Our first battlefield visit of the Semester: Harpers Ferry, West Virginia. We arrived at Harpers Ferry at about nine in the morning on September 15. Since most of us had never been to or even seen Harpers Ferry before, we were blown away by the setting of the place. Surrounded by Maryland Heights, Loudon Heights, and Bolivar Heights, with Camp Hill in the middle, Harpers Ferry can easily be called a breath-taking view. We were soon met by our guide for the day, the esteemed Dennis Frye. More experienced Civil War travelers had been raving about Dennis for the days leading up to our trip, so it was a real privilege to meet him. He first took our group down to the Lower Town, which was the historic district of the town proper itself. Dennis showed us the house that he discovered Grant had stayed in on September 16, 1864. He proudly admitted that had once lived in that house as well, and told us the story of how he made sure to sleep in every room before he moved out, just to say that he slept in the same room that Grant did. We received a brief history of the Armory that was located there until 1861, as well as an overview of the raid of John Brown. We sat in the firehouse that John Brown used as a fortress during his thirty-six hour standoff in October, 1859. Sitting in that tiny building gave me chills because I realized that those very walls had seen such a crucial event. Before lunch, we managed to spend a few minutes at the confluence of the Potomac and Shenandoah Rivers. After touching both rivers at once, Joe and Anna made a pact to touch the main waterway at every battlefield hereafter. We also found time to visit the wonderfully stocked Harpers Ferry National Park bookstore. After a buffet lunch, we toured the battle grounds around the Ferry, spending time on Bolivar Heights, Schoolhouse Ridge, and the Murphy Farm. Dennis vividly explained to us the movements of Stonewall Jackson, who commanded the expedition to take the tiny town in September 1862 during the Maryland Campaign, and Dixon Miles, the commander of the Union garrison at the beleaguered town. Our tour of the battlefield ended on Bolivar Heights with the story of the surrender of the garrison. Fittingly enough, the surrender happened on September 15, 1862, exactly 144 years to the day. Our visit to Harpers Ferry unfortunately came to an end. We boarded the bus and arrived back at the Appleford before seven that evening. A day with Dennis Frye made us start counting down until the next time he will serve as our guide, at Antietam. Next week: Manassas.

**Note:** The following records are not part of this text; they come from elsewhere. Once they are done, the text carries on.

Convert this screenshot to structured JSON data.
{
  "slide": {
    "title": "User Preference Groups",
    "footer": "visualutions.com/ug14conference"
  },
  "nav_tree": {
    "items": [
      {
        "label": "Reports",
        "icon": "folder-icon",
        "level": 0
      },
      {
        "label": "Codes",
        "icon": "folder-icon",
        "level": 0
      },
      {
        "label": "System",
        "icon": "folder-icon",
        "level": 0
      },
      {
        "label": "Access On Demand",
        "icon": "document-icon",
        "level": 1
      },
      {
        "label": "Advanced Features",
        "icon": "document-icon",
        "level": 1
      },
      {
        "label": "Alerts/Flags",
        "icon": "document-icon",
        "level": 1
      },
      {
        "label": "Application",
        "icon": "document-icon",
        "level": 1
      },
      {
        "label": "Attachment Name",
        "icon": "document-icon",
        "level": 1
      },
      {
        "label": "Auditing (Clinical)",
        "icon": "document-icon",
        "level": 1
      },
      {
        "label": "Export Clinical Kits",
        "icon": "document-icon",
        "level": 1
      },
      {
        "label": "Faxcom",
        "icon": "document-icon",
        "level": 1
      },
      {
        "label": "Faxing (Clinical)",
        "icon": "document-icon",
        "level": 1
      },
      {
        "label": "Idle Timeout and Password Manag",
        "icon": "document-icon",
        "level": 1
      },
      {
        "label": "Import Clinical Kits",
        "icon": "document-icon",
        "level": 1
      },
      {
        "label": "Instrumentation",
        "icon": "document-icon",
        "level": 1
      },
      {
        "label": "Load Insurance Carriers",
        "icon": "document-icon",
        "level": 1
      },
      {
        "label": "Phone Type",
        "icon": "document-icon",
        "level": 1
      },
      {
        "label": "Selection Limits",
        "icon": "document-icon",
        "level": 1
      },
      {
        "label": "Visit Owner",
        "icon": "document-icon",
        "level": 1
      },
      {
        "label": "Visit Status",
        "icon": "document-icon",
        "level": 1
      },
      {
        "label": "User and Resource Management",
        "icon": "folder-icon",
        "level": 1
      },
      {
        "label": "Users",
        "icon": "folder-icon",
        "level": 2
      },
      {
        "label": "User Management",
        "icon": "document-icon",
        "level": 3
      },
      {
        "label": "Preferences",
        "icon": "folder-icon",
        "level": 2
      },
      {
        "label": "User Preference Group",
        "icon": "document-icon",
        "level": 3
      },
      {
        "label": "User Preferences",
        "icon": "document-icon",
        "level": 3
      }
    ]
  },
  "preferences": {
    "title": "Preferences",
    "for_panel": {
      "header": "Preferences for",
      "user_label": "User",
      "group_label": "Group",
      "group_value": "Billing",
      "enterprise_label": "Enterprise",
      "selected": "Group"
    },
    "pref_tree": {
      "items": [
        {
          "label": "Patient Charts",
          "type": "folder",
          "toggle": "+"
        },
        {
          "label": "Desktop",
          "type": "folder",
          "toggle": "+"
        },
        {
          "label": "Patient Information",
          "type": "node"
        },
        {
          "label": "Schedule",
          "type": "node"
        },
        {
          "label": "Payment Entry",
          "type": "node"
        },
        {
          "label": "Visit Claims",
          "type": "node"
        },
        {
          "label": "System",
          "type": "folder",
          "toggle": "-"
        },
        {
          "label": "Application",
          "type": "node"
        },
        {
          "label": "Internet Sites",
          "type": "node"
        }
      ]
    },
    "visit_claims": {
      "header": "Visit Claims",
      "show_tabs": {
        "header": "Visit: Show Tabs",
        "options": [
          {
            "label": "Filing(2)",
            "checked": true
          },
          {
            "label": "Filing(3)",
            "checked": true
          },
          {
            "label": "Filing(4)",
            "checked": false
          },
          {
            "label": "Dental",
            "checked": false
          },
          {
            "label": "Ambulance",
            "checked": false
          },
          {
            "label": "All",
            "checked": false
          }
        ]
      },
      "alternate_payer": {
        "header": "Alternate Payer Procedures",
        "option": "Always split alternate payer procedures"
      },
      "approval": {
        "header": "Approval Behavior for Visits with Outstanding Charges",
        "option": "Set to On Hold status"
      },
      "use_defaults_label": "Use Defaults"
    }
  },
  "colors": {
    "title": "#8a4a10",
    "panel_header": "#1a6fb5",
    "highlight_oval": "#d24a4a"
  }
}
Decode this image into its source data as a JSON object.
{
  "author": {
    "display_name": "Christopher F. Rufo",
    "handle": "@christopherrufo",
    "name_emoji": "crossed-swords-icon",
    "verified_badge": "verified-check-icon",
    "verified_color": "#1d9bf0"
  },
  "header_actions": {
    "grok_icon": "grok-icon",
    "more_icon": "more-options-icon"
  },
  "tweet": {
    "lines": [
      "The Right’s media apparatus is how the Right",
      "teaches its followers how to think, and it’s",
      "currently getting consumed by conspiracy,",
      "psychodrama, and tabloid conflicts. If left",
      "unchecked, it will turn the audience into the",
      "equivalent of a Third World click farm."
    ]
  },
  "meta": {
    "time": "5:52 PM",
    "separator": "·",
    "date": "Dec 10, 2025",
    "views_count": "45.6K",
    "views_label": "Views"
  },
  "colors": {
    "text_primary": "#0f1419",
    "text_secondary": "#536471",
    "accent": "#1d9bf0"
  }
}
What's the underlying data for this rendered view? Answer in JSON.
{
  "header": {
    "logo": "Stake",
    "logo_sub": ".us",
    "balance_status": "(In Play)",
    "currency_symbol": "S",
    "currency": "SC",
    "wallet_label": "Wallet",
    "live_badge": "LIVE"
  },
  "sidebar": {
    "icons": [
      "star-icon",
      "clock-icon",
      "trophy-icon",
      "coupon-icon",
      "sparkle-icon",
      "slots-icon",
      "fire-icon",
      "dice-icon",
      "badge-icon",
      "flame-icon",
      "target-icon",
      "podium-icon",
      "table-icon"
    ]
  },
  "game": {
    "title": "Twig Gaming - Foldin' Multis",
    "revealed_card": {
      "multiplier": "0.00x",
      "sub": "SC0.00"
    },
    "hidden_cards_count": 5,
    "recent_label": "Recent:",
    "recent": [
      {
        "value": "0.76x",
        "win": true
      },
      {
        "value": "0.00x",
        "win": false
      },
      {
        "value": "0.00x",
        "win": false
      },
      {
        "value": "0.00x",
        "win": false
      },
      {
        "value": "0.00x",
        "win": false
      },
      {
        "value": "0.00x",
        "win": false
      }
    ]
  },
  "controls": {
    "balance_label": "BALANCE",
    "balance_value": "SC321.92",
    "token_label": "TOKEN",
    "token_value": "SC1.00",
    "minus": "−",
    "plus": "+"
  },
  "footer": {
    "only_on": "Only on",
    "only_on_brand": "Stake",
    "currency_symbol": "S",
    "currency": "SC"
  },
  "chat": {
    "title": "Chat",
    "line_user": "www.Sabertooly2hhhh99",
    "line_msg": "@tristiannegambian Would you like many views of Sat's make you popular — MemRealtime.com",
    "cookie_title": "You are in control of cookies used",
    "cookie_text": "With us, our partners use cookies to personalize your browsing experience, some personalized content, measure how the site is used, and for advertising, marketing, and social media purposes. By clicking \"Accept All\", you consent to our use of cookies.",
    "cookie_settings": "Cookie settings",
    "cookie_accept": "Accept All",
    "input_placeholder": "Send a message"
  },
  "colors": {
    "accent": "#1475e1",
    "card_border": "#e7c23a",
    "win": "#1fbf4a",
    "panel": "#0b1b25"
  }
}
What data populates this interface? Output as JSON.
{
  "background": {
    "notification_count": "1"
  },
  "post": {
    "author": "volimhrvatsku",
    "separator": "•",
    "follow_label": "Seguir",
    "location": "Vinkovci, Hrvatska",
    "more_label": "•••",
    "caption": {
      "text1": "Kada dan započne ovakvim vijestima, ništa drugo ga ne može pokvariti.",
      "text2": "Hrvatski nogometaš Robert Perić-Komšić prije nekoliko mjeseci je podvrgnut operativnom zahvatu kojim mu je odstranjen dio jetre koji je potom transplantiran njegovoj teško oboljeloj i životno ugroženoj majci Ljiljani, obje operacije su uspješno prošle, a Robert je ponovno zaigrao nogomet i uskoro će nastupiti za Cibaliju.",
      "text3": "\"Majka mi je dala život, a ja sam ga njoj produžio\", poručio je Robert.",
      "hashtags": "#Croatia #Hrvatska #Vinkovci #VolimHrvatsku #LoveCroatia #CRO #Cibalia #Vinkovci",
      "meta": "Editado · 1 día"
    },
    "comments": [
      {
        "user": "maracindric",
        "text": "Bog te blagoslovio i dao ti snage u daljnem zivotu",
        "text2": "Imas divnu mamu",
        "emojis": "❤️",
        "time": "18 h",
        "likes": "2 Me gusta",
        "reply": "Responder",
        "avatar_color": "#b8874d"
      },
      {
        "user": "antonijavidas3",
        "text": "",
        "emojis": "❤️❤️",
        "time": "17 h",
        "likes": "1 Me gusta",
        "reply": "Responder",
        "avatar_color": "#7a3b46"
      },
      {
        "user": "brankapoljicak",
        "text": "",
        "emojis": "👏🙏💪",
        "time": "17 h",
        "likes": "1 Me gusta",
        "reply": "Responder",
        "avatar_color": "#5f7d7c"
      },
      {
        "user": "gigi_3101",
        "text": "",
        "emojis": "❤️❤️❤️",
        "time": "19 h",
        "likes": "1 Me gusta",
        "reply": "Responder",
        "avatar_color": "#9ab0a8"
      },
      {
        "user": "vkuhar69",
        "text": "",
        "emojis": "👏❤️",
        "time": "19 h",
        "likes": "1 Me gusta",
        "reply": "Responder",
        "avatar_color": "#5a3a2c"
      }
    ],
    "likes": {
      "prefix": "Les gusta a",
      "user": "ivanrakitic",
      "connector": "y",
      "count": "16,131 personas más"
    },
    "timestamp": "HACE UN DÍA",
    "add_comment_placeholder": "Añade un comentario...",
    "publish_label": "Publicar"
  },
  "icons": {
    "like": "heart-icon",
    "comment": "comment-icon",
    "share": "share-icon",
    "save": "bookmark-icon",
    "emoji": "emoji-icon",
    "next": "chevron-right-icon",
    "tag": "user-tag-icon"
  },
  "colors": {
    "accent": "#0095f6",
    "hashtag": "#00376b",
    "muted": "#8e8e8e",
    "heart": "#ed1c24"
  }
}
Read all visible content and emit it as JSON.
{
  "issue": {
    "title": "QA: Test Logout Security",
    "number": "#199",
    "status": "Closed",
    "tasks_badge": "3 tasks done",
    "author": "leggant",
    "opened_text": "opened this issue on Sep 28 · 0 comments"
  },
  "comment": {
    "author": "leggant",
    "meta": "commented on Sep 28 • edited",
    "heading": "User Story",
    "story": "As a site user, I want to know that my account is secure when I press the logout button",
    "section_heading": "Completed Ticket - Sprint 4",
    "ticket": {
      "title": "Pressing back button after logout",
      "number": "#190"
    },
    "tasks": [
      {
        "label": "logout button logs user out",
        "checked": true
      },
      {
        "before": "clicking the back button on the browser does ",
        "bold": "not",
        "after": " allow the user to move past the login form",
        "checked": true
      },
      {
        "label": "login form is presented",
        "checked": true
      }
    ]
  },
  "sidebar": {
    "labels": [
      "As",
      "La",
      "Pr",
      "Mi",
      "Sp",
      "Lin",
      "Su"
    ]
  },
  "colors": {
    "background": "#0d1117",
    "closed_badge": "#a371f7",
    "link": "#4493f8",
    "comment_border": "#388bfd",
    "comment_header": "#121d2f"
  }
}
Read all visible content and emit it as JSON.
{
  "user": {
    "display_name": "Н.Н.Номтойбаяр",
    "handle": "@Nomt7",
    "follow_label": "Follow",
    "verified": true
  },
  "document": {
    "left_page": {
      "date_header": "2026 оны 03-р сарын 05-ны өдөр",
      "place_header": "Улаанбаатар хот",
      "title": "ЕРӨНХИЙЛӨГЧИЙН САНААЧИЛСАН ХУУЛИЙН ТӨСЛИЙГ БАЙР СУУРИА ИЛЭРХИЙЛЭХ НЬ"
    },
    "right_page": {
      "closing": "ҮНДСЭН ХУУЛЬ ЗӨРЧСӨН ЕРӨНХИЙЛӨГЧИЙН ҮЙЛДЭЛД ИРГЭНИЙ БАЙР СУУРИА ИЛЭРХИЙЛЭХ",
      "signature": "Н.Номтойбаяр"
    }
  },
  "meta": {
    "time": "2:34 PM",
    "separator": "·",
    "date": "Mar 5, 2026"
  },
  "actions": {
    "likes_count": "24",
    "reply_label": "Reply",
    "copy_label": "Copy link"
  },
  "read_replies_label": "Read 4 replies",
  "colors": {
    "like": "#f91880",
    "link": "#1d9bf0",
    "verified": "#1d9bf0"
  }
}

Beginning the day in Lower Town
with the great Dennis Frye
Dennis Frye orients us to the
From Boliver Heights -
Maryland Heights on left,
Loudoun Heights on the Right
View from the Murphy Farm - a newly acquired tract of land the Park Service was able to save from development